--- TASK DESCRIPTION ---
Determine how many lines in the entries below hold "true". Respond with that number only.

--- WORKING DATA ---
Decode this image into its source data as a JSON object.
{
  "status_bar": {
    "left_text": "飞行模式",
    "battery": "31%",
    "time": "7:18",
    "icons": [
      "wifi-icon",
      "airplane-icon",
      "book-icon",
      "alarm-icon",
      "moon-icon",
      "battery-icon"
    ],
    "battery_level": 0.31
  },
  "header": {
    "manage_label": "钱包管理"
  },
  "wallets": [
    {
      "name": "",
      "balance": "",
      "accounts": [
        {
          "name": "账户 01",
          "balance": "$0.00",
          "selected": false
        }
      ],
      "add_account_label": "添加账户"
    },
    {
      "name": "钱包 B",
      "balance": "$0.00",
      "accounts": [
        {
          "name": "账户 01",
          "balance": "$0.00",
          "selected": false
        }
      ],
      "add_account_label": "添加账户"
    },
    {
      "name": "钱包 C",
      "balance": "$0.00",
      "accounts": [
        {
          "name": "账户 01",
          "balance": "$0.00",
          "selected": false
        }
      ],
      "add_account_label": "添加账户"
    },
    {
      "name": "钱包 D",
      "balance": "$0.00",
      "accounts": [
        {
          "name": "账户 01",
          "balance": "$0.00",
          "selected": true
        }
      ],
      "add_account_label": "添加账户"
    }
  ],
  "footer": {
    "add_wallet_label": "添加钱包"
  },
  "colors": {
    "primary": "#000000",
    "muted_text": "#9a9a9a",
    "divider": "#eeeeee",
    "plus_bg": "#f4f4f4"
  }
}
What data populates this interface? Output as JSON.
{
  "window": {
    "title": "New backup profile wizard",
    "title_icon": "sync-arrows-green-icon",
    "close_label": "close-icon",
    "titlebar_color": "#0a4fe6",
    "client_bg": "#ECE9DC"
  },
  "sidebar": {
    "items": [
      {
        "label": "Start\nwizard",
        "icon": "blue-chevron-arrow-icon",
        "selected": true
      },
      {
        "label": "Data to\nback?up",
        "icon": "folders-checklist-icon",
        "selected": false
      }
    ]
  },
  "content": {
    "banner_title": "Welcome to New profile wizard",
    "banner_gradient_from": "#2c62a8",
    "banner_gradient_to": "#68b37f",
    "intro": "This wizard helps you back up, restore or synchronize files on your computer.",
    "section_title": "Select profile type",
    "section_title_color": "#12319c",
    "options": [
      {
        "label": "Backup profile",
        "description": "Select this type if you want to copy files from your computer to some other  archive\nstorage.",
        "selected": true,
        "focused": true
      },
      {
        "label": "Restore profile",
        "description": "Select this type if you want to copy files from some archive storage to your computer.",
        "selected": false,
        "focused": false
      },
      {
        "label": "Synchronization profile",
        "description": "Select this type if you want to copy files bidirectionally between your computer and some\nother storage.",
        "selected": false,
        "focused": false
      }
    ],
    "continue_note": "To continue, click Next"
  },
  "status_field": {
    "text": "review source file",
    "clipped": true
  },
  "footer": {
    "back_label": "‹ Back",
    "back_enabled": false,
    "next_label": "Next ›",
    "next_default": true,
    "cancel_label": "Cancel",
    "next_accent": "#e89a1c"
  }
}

--- REPLY TO THE TASK ---
6